■ **Exercise description**:
Once you know how many lines below hold "Mozilla", reply with that number and add nothing.

■ **The data**:
+++++
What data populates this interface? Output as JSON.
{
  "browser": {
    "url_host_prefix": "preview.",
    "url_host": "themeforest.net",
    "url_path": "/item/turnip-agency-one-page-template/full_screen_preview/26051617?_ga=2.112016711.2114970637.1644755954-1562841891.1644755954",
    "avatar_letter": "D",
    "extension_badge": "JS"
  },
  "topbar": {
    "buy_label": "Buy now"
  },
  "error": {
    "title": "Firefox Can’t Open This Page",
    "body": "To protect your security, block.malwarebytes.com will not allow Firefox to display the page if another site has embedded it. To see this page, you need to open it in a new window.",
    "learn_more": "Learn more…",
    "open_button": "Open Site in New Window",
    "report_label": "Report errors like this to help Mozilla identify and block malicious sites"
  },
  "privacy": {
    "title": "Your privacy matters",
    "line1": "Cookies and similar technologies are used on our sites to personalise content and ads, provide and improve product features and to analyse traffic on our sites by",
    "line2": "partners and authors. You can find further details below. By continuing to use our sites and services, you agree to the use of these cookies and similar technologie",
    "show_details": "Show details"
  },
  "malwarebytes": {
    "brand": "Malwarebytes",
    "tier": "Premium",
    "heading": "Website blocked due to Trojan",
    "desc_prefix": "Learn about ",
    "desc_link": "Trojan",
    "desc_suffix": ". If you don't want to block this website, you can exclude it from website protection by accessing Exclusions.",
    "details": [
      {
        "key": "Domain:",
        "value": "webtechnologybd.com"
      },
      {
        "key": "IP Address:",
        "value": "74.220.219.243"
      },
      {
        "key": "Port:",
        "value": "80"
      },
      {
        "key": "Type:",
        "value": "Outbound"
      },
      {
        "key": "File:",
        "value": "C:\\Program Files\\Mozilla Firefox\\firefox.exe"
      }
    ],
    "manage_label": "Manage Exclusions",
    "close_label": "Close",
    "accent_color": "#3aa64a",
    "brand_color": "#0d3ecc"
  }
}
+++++
■ **Output for this task**:
2